Mike Gatting, speaking as he penned a congratulation message to Anderson as part of Slazenger’s celebratory flag tour, said: “He went back to it and he gets the ball in the right areas. There are always one or two little bits, but you don’t need to do too much tinkering with something that is good. He had a great ability as a young man to swing the ball, and you don’t want to lose that. There are always little  try and build on the good ones. Likewise, with someone who can swing the ball, get them being consistent and putting the ball in the right areas where they are going to be dangerous.”

With England having found a strike bowler as good as any with the new ball in hand, where are the next Anderson and Stuart Broads going to come from?

Gatting added: “There are some youngsters. David Willey is out at Northants. I still think Liam Plunkett has got a bit left in him yet. There are some good cricketers around, there really are, and in the batting line we’ve got a few as well. It was nice to see Alex Hales get a double hundred the other day.
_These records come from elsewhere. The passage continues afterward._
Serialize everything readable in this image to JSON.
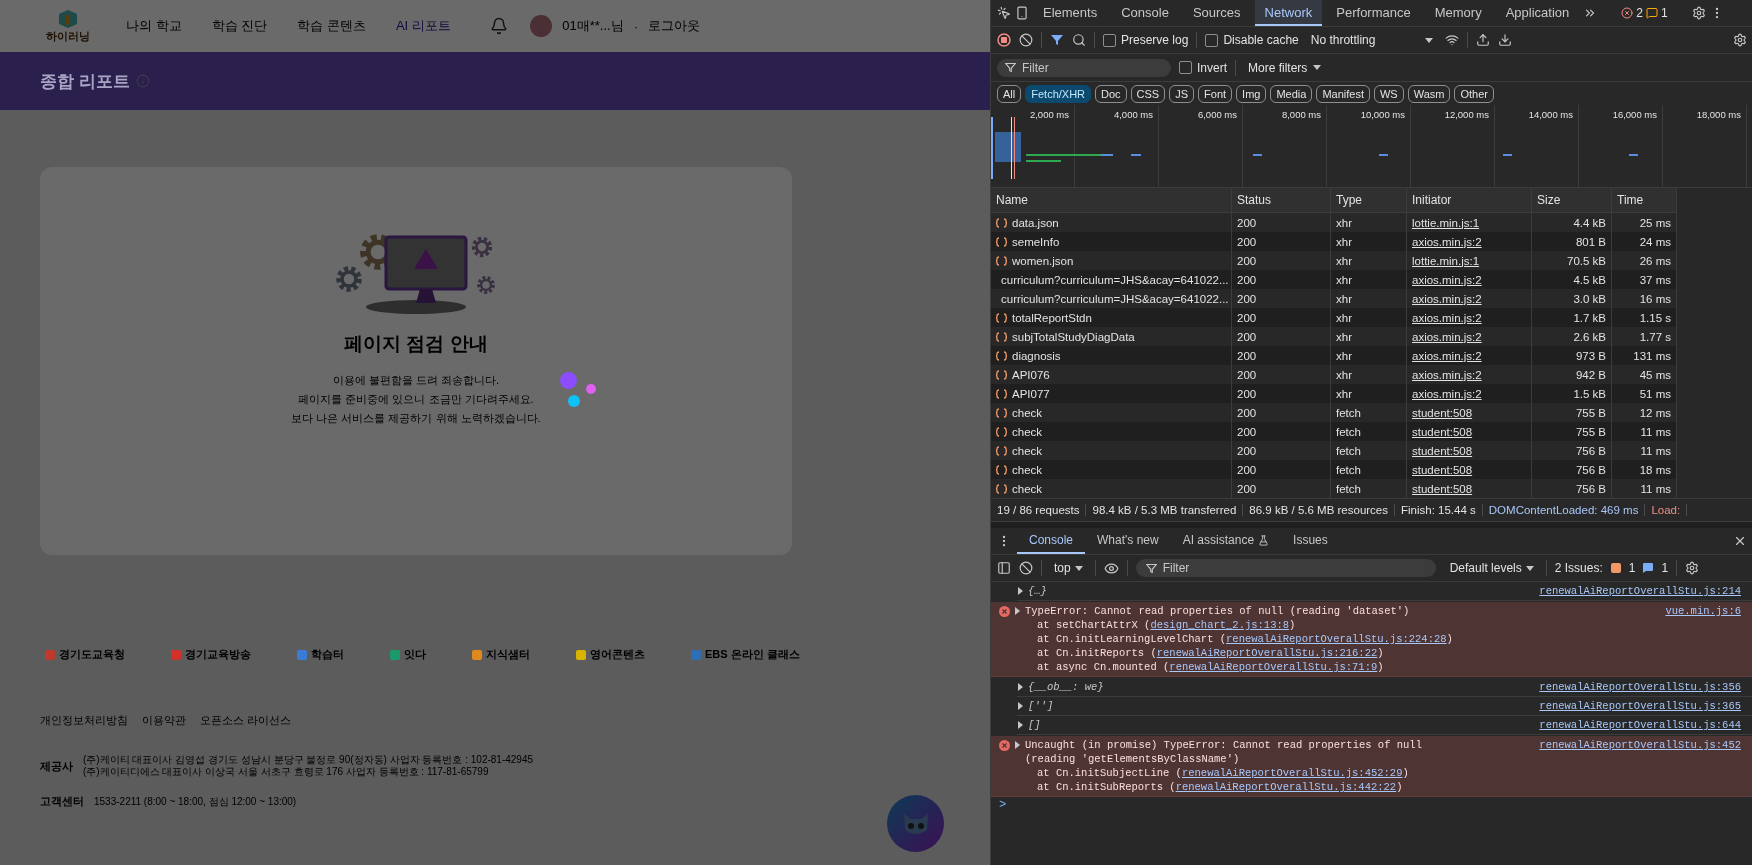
{
  "page": {
    "header": {
      "logo": "하이러닝",
      "nav": [
        {
          "label": "나의 학교",
          "selected": false
        },
        {
          "label": "학습 진단",
          "selected": false
        },
        {
          "label": "학습 콘텐츠",
          "selected": false
        },
        {
          "label": "AI 리포트",
          "selected": true
        }
      ],
      "user": "01매**...님",
      "separator": "·",
      "logout": "로그아웃"
    },
    "banner": {
      "title": "종합 리포트"
    },
    "notice": {
      "title": "페이지 점검 안내",
      "lines": [
        "이용에 불편함을 드려 죄송합니다.",
        "페이지를 준비중에 있으니 조금만 기다려주세요.",
        "보다 나은 서비스를 제공하기 위해 노력하겠습니다."
      ]
    },
    "partners": [
      {
        "label": "경기도교육청",
        "color": "#c0392b"
      },
      {
        "label": "경기교육방송",
        "color": "#d4302a"
      },
      {
        "label": "학습터",
        "color": "#3a7bd5"
      },
      {
        "label": "잇다",
        "color": "#1a9a6a"
      },
      {
        "label": "지식샘터",
        "color": "#e08a1e"
      },
      {
        "label": "영어콘텐츠",
        "color": "#d8b400"
      },
      {
        "label": "EBS 온라인 클래스",
        "color": "#2c6fb7"
      }
    ],
    "footer": {
      "links": [
        "개인정보처리방침",
        "이용약관",
        "오픈소스 라이선스"
      ],
      "provider_label": "제공사",
      "provider_lines": [
        "(주)케이티 대표이사 김영섭 경기도 성남시 분당구 불정로 90(정자동) 사업자 등록번호 : 102-81-42945",
        "(주)케이티디에스 대표이사 이상국 서울 서초구 효령로 176 사업자 등록번호 : 117-81-65799"
      ],
      "support_label": "고객센터",
      "support_text": "1533-2211 (8:00 ~ 18:00, 점심 12:00 ~ 13:00)"
    }
  },
  "devtools": {
    "panel_tabs": [
      {
        "label": "Elements",
        "selected": false
      },
      {
        "label": "Console",
        "selected": false
      },
      {
        "label": "Sources",
        "selected": false
      },
      {
        "label": "Network",
        "selected": true
      },
      {
        "label": "Performance",
        "selected": false
      },
      {
        "label": "Memory",
        "selected": false
      },
      {
        "label": "Application",
        "selected": false
      }
    ],
    "error_count": "2",
    "warning_count": "1",
    "toolbar": {
      "preserve_log": {
        "label": "Preserve log",
        "checked": false
      },
      "disable_cache": {
        "label": "Disable cache",
        "checked": false
      },
      "throttling": "No throttling"
    },
    "filter": {
      "placeholder": "Filter",
      "invert": {
        "label": "Invert",
        "checked": false
      },
      "more_filters": "More filters"
    },
    "type_filters": [
      {
        "label": "All",
        "selected": false
      },
      {
        "label": "Fetch/XHR",
        "selected": true
      },
      {
        "label": "Doc",
        "selected": false
      },
      {
        "label": "CSS",
        "selected": false
      },
      {
        "label": "JS",
        "selected": false
      },
      {
        "label": "Font",
        "selected": false
      },
      {
        "label": "Img",
        "selected": false
      },
      {
        "label": "Media",
        "selected": false
      },
      {
        "label": "Manifest",
        "selected": false
      },
      {
        "label": "WS",
        "selected": false
      },
      {
        "label": "Wasm",
        "selected": false
      },
      {
        "label": "Other",
        "selected": false
      }
    ],
    "overview_ticks": [
      "2,000 ms",
      "4,000 ms",
      "6,000 ms",
      "8,000 ms",
      "10,000 ms",
      "12,000 ms",
      "14,000 ms",
      "16,000 ms",
      "18,000 ms"
    ],
    "table": {
      "columns": [
        "Name",
        "Status",
        "Type",
        "Initiator",
        "Size",
        "Time"
      ],
      "rows": [
        {
          "name": "data.json",
          "status": "200",
          "type": "xhr",
          "initiator": "lottie.min.js:1",
          "size": "4.4 kB",
          "time": "25 ms"
        },
        {
          "name": "semeInfo",
          "status": "200",
          "type": "xhr",
          "initiator": "axios.min.js:2",
          "size": "801 B",
          "time": "24 ms"
        },
        {
          "name": "women.json",
          "status": "200",
          "type": "xhr",
          "initiator": "lottie.min.js:1",
          "size": "70.5 kB",
          "time": "26 ms"
        },
        {
          "name": "curriculum?curriculum=JHS&acay=641022...",
          "status": "200",
          "type": "xhr",
          "initiator": "axios.min.js:2",
          "size": "4.5 kB",
          "time": "37 ms"
        },
        {
          "name": "curriculum?curriculum=JHS&acay=641022...",
          "status": "200",
          "type": "xhr",
          "initiator": "axios.min.js:2",
          "size": "3.0 kB",
          "time": "16 ms"
        },
        {
          "name": "totalReportStdn",
          "status": "200",
          "type": "xhr",
          "initiator": "axios.min.js:2",
          "size": "1.7 kB",
          "time": "1.15 s"
        },
        {
          "name": "subjTotalStudyDiagData",
          "status": "200",
          "type": "xhr",
          "initiator": "axios.min.js:2",
          "size": "2.6 kB",
          "time": "1.77 s"
        },
        {
          "name": "diagnosis",
          "status": "200",
          "type": "xhr",
          "initiator": "axios.min.js:2",
          "size": "973 B",
          "time": "131 ms"
        },
        {
          "name": "API076",
          "status": "200",
          "type": "xhr",
          "initiator": "axios.min.js:2",
          "size": "942 B",
          "time": "45 ms"
        },
        {
          "name": "API077",
          "status": "200",
          "type": "xhr",
          "initiator": "axios.min.js:2",
          "size": "1.5 kB",
          "time": "51 ms"
        },
        {
          "name": "check",
          "status": "200",
          "type": "fetch",
          "initiator": "student:508",
          "size": "755 B",
          "time": "12 ms"
        },
        {
          "name": "check",
          "status": "200",
          "type": "fetch",
          "initiator": "student:508",
          "size": "755 B",
          "time": "11 ms"
        },
        {
          "name": "check",
          "status": "200",
          "type": "fetch",
          "initiator": "student:508",
          "size": "756 B",
          "time": "11 ms"
        },
        {
          "name": "check",
          "status": "200",
          "type": "fetch",
          "initiator": "student:508",
          "size": "756 B",
          "time": "18 ms"
        },
        {
          "name": "check",
          "status": "200",
          "type": "fetch",
          "initiator": "student:508",
          "size": "756 B",
          "time": "11 ms"
        }
      ]
    },
    "summary": [
      {
        "kind": "plain",
        "text": "19 / 86 requests"
      },
      {
        "kind": "plain",
        "text": "98.4 kB / 5.3 MB transferred"
      },
      {
        "kind": "plain",
        "text": "86.9 kB / 5.6 MB resources"
      },
      {
        "kind": "plain",
        "text": "Finish: 15.44 s"
      },
      {
        "kind": "blue",
        "text": "DOMContentLoaded: 469 ms"
      },
      {
        "kind": "red",
        "text": "Load:"
      }
    ],
    "drawer_tabs": [
      {
        "label": "Console",
        "selected": true
      },
      {
        "label": "What's new",
        "selected": false
      },
      {
        "label": "AI assistance",
        "selected": false
      },
      {
        "label": "Issues",
        "selected": false
      }
    ],
    "console_toolbar": {
      "context": "top",
      "filter_placeholder": "Filter",
      "levels": "Default levels",
      "issues_label": "2 Issues:",
      "issue_warnings": "1",
      "issue_infos": "1"
    },
    "messages": [
      {
        "kind": "log",
        "text": "{…}",
        "source": "renewalAiReportOverallStu.js:214"
      },
      {
        "kind": "error",
        "text": "TypeError: Cannot read properties of null (reading 'dataset')",
        "source": "vue.min.js:6",
        "stack": [
          {
            "pre": "at setChartAttrX (",
            "link": "design_chart_2.js:13:8",
            "post": ")"
          },
          {
            "pre": "at Cn.initLearningLevelChart (",
            "link": "renewalAiReportOverallStu.js:224:28",
            "post": ")"
          },
          {
            "pre": "at Cn.initReports (",
            "link": "renewalAiReportOverallStu.js:216:22",
            "post": ")"
          },
          {
            "pre": "at async Cn.mounted (",
            "link": "renewalAiReportOverallStu.js:71:9",
            "post": ")"
          }
        ]
      },
      {
        "kind": "log",
        "text": "{__ob__: we}",
        "source": "renewalAiReportOverallStu.js:356"
      },
      {
        "kind": "log",
        "text": "['']",
        "source": "renewalAiReportOverallStu.js:365"
      },
      {
        "kind": "log",
        "text": "[]",
        "source": "renewalAiReportOverallStu.js:644"
      },
      {
        "kind": "error",
        "text": "Uncaught (in promise) TypeError: Cannot read properties of null (reading 'getElementsByClassName')",
        "source": "renewalAiReportOverallStu.js:452",
        "stack": [
          {
            "pre": "at Cn.initSubjectLine (",
            "link": "renewalAiReportOverallStu.js:452:29",
            "post": ")"
          },
          {
            "pre": "at Cn.initSubReports (",
            "link": "renewalAiReportOverallStu.js:442:22",
            "post": ")"
          }
        ]
      }
    ],
    "prompt": ">"
  }
}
There are people knocking on the door who have had a taste of playing for England and having done that, they want to play more. People find out what it takes and the work they need to put in to maintain a spot. It’s all well and good getting in there, but staying in there is where the hard work starts.”

England, it would seem, still have areas to address – with both bat and ball – as the days count down to another Ashes summer.

Anderson, as Gatting rightly points out, will have a ‘big part’ to play from here, with his experience, good and bad, likely to prove invaluable as Alastair Cook, Peter Moores and the wider cricketing family in this country endeavour to put the disappointments of the recent past to one side and build towards a brighter future.

Gatting said: “Jimmy is going to have a big part to play in that. He’s going to lead the attack. He’s been involved in summers where England have done poorly against the Aussies and those that have gone well. He’s been in both camps and his experience should help to show people what they need to do and what they need to do as a team. He’ll be hugely important. But let’s not forget this New Zealand team, they are a good team as well at the moment, and I think England will have a very hard summer. They are going to have to sit down and work hard. It’s quite exciting. When you look at four, five, six and seven – (Ian) Bell, (Joe) Root, (Ben) Stokes and (Jos) Buttler – you think that’s a lovely mix in the middle order there, full of talent, still yet to mature some of it, but there is a lot of talent in there and it should be quite exciting.”

Former MCC President Mike Gatting was signing Slazenger’s ‘Congratulations Jimmy’ flag which will be touring the country this week. Slazenger is celebrating Jimmy Anderson becoming England’s all time leading test wicker by giving 10% off its entire cricket range. Visit store.slazenger.com and follow @SlazengerSport for more details.